Rome and I decided to kick off our tour of Las Vegas and the surrounding desert by taking on Graziano’s famous monster pizza challenge.
The monster is a 10-pound pizza loaded with every topping you could ever even begin to imagine.
The rules are simple. You and a partner have 45 minutes to devour the whole pizza. If you win, you get 2 t-shirts, 2 coupons for free pizza. (Who would want more pizza after finishing the monster?!?) And The Monster is on the house, of course, and it comes with bragging rights.
If you lose, you have to shell out $50.00 for the pizza and your face is forever plastered on the wall of shame.
Never the kind of guys that back down from a challenge, Rome and I strolled into Graziano’s late one evening and ordered the monster. The young lady that took our order looked at us and said “Do you know what you’re getting into”? Rome and I laughed like the fools we are and said “Yeah, no problem.”
The young cashier called out to the shift manager in the back and he took us through the rules of the challenge and gave us some tips. Once we were briefed, we sat at our table and waited for the monster to come out of the oven.
When it finally arrived at our table about 30 minutes later, Rome and I glanced at each other with the fear of an impending defeat washing away all of the machismo we had in our hearts just minutes earlier. This pizza was MASSIVE. 24 inches in diameter and an inch thick with crust before you even account for cheese and toppings.
Both of us are accomplished eaters. We have noshed our way through pounds and pounds of food on all of our journeys, but the monster was not your average Pizza Hut special.
We sat at opposite ends of the giant pizza tray and the shift manager counted us down. 3, 2, 1...the timer was started and we were off. The first bite was absolutely delicious. The thick crust melted like butter underneath the zesty layer of sauce and cornucopia of toppings. This was the point in the competition were we felt good and had a robust fighting spirit.
We had not eaten a thing all day -- a technique that Rome and I still argue about today. He feels like he could have eaten more if he had eaten something during the course of the day. I say we were screwed from jumpstreet!
The pizza was sliced into 36 slices. After about 8 slices each, The Monster jumped on our backs and began its wicked reign of gastrointestinal terror. “Come on Ice, don’t stop now!”, shouted Rome while snagging another slice from the beast.
After 9 slices a piece, we stopped and talked. We both admitted to each other that we were about to explode. This admission is monumental for us because we are the quintessential pseudo tough guys in perpetual competition.
If Rome was actually admitting that he was full, that means he was full two slices ago! We came to the agreement that we would each eat four more slices and discuss our strategy after that. There was still plenty of time on the clock, but the spaces in our stomachs were shrinking away with every bite.
What used to be a flavor extravaganza had now become a tedious chore.
The crust was now unchewable. My jaw was sore. The toppings felt like speed bumps working their way down my fatigued gullet. Neither one of us got those four more slices down. After a total of only 12 slices a piece, we took our final sips of lemonade to wash it all down and threw in our napkins.

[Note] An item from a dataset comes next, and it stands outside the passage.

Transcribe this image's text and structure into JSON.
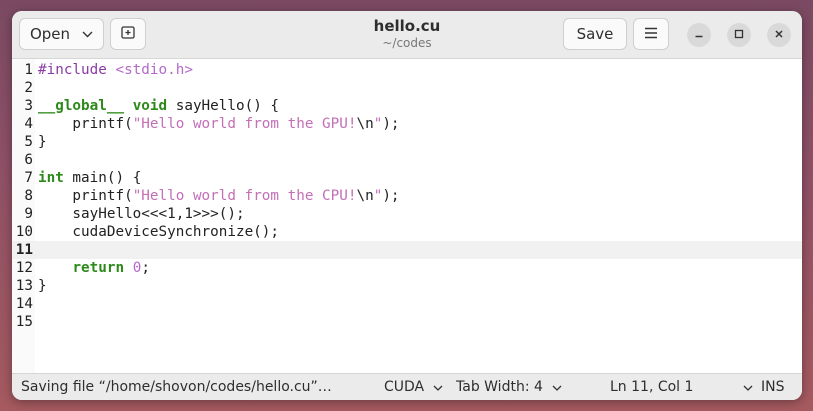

With more than 15 minutes left on the clock, we knew we were done.
The shift manager came over and congratulated us on our valiant effort. He then mocked us as he took our dejected pictures for the Graziano’s Wall of Shame. To add insult to injury, he then asked us if we wanted a carry out box for the pizza we were leaving behind!
At that very moment, I thought to myself I would never want to look at a pizza again for as long as I lived. Rome and I waddled our cheese filled bodies out of Graziano’s and plopped down in our car with our heads hung in defeat.
“Next time we should do chicken wings”, Rome said before he cranked up the rental Ford Taurus and backed out of the parking space. Exactly one week later, I ordered pizza and it was delicious. Some people never learn!